• _Your instructions_
Review the material and extract every line in which the word "amount" occurs.

• _Record set_
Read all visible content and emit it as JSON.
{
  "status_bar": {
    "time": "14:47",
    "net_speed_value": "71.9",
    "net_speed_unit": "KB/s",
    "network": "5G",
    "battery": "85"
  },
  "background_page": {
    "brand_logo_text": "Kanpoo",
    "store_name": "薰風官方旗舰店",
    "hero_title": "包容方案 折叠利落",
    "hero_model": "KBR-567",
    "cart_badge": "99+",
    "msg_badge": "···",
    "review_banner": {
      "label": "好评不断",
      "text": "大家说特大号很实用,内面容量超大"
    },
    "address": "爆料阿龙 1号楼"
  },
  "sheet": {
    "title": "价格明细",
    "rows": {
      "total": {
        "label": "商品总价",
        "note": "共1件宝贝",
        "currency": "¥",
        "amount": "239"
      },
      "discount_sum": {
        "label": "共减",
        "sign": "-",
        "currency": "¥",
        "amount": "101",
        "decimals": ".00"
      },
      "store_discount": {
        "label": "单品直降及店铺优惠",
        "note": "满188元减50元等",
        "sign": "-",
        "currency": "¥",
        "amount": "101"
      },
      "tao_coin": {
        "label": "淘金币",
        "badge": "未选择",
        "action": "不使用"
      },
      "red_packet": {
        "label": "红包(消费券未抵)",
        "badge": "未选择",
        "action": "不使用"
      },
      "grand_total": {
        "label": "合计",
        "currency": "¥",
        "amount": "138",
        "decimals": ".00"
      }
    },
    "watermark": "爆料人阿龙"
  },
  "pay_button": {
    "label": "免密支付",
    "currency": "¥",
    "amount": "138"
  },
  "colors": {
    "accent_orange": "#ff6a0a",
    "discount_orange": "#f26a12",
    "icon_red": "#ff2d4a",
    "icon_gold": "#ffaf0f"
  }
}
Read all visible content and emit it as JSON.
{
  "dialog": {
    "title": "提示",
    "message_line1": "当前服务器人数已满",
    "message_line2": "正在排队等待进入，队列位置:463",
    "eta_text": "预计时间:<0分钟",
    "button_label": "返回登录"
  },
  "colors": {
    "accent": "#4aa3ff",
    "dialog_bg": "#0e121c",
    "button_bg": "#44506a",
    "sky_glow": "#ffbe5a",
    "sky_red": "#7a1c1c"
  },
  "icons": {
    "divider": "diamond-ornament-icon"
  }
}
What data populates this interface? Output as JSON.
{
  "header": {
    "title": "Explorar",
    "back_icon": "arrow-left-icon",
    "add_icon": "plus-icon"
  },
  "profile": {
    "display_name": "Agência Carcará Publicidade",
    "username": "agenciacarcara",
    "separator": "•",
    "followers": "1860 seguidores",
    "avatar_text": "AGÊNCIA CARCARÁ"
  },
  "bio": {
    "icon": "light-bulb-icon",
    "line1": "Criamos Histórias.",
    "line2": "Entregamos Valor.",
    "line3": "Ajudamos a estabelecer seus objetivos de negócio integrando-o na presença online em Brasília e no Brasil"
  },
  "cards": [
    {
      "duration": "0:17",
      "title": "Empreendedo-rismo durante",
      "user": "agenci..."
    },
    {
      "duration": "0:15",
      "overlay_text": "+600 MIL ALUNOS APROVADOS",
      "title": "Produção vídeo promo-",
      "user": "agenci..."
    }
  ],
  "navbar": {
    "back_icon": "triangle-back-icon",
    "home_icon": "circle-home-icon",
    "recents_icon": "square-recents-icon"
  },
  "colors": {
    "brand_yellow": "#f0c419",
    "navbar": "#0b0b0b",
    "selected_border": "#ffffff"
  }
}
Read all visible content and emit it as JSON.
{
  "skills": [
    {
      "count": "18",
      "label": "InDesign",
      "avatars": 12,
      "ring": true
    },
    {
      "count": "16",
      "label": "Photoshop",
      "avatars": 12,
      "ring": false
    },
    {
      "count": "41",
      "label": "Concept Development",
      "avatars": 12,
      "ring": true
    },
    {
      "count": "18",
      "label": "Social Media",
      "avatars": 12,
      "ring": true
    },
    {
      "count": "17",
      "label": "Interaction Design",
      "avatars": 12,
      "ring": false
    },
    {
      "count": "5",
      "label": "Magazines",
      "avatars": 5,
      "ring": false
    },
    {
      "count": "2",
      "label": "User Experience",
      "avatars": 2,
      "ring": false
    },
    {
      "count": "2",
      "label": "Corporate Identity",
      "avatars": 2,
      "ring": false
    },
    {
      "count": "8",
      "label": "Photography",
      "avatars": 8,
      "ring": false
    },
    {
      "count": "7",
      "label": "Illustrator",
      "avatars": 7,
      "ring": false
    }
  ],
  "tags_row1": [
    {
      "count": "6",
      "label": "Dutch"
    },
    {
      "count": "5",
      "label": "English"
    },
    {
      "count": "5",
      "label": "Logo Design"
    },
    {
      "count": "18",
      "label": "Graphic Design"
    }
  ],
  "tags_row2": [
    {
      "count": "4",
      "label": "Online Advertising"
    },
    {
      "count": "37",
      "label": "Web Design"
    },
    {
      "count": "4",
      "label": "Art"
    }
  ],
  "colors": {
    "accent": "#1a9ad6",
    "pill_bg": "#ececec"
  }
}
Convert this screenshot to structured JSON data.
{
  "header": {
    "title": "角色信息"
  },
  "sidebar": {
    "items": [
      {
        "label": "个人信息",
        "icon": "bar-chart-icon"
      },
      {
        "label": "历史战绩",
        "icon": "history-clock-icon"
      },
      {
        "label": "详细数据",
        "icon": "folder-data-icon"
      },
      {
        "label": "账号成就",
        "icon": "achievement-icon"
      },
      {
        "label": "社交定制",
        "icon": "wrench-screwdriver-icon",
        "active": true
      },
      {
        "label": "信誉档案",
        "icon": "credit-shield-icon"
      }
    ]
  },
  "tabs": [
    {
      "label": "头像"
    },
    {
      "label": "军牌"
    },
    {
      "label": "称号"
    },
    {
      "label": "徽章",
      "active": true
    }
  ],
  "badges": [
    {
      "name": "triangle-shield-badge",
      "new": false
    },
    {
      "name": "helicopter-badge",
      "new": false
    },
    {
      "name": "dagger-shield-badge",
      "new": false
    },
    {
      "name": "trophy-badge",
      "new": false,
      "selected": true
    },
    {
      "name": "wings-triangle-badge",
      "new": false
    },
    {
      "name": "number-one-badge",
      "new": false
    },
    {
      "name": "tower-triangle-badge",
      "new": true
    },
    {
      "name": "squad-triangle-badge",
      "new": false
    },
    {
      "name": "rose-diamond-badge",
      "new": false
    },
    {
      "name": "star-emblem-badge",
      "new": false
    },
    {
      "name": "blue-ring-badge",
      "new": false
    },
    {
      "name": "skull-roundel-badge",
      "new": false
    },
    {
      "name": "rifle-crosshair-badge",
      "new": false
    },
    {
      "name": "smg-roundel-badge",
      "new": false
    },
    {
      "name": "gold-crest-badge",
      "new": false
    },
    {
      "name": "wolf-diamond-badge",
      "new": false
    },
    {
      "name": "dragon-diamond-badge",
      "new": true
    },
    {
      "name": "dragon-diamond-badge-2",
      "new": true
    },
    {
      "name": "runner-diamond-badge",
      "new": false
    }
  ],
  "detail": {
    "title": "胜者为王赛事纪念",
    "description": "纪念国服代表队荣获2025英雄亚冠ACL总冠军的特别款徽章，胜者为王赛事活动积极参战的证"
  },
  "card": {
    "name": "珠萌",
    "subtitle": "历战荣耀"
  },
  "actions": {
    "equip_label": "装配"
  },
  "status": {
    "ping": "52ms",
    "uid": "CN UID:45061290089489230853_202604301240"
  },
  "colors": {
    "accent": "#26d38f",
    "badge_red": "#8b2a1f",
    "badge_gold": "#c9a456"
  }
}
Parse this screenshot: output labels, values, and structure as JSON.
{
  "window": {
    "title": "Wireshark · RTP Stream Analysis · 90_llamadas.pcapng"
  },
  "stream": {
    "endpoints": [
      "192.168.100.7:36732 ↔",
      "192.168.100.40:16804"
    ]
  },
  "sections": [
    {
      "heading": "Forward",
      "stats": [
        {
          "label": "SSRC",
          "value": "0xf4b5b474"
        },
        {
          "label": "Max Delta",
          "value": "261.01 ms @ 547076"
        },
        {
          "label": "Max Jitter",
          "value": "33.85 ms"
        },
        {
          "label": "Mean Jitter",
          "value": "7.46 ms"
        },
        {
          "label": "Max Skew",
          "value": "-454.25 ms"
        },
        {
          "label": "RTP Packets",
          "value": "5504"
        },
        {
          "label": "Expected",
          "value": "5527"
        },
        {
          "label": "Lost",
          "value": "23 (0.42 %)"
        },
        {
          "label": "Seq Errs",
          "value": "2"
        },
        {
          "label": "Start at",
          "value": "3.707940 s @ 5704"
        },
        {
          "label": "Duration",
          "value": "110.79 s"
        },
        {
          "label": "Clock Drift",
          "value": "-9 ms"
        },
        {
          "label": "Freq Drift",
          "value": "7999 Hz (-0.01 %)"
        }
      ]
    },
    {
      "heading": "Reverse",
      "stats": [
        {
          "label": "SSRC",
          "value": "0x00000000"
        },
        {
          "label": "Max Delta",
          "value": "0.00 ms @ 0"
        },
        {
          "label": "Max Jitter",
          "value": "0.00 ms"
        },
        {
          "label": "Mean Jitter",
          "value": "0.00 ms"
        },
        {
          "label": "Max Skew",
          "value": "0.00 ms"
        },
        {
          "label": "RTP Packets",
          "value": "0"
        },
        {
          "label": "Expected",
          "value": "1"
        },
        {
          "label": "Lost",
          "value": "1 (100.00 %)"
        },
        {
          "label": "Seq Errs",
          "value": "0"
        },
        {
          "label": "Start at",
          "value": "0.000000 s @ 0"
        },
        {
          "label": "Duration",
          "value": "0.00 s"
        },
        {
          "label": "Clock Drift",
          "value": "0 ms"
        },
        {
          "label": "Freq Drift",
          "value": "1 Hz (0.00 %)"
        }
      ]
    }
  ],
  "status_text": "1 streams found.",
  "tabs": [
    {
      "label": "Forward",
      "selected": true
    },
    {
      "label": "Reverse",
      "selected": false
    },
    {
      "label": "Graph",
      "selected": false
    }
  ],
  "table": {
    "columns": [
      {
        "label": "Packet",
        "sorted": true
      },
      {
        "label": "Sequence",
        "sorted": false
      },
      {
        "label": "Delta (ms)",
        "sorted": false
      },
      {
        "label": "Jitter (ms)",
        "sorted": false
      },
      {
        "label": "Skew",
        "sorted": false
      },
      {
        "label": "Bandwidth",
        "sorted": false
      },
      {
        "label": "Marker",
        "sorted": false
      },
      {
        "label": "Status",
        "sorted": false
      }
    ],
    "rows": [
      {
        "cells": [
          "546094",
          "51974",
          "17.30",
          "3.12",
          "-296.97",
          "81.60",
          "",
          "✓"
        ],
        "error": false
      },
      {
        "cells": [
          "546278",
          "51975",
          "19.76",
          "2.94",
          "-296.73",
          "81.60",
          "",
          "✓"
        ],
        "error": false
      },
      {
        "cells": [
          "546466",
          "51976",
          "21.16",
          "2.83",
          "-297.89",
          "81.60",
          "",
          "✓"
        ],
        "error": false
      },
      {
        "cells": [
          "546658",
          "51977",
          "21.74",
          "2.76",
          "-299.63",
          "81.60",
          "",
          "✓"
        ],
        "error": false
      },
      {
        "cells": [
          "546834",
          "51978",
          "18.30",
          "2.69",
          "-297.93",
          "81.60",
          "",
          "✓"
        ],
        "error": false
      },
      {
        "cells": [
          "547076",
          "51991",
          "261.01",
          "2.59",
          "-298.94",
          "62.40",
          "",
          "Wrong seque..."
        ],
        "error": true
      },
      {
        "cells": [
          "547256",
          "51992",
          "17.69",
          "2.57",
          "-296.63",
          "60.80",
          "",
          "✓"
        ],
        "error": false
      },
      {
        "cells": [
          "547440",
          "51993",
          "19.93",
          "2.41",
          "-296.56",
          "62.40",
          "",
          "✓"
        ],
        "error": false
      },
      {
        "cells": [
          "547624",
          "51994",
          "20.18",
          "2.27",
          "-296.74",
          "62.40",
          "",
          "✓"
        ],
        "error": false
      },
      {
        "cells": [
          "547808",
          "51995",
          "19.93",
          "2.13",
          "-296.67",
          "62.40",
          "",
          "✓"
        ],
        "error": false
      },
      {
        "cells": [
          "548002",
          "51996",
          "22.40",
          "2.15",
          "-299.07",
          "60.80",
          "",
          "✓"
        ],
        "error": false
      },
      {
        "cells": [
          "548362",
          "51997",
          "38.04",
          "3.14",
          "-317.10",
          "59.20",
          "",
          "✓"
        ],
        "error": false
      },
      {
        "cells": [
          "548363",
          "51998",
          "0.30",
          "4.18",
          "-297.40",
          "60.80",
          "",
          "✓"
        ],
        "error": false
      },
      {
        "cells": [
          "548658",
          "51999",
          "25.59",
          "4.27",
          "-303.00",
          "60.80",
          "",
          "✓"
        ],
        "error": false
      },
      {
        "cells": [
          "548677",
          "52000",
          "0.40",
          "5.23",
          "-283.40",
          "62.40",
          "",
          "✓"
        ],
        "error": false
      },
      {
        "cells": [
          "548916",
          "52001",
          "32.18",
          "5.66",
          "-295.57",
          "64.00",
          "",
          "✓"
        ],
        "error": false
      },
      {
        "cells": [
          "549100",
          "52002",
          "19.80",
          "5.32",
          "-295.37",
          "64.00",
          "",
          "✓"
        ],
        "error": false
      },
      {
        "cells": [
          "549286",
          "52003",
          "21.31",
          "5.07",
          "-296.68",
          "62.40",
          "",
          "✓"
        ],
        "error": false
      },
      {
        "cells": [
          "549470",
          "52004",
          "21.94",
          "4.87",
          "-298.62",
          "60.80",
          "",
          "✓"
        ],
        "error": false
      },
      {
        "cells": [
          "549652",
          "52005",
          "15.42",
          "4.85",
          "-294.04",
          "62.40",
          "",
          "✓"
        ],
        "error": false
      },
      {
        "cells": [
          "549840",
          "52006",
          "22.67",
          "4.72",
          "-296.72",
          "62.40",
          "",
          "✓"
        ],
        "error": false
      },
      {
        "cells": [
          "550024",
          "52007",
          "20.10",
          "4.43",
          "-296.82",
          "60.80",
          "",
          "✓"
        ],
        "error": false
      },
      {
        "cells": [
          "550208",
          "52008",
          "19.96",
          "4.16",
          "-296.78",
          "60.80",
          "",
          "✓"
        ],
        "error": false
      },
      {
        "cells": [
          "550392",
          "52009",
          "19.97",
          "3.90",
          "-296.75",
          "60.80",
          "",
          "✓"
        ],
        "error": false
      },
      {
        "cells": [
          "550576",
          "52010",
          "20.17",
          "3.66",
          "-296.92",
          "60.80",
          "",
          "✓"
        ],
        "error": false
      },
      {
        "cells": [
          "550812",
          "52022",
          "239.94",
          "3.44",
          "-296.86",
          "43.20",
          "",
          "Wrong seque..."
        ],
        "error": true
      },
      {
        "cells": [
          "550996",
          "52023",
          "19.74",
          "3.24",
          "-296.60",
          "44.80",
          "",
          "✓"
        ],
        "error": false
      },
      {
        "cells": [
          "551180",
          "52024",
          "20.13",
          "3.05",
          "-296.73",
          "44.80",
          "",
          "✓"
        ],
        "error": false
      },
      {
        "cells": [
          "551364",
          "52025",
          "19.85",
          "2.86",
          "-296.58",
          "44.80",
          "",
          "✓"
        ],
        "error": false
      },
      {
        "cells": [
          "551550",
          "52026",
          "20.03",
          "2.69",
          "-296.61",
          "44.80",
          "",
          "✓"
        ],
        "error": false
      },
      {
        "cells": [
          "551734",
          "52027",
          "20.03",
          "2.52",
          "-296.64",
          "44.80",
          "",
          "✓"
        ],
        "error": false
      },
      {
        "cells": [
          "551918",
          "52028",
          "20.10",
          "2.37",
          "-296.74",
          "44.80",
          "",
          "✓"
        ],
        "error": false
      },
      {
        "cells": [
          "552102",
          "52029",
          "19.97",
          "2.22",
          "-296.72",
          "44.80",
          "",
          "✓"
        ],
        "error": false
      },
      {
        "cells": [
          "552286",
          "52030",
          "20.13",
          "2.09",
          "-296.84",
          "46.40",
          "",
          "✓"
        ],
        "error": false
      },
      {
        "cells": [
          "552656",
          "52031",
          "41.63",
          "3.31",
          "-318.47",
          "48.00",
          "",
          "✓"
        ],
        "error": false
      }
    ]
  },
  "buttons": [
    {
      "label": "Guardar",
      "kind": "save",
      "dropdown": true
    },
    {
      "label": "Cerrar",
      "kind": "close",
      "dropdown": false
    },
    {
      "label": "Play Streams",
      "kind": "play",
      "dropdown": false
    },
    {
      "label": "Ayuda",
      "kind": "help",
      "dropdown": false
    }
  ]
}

• _Reply_
        "amount": "239"
        "amount": "101",
        "amount": "101"
        "amount": "138",
    "amount": "138"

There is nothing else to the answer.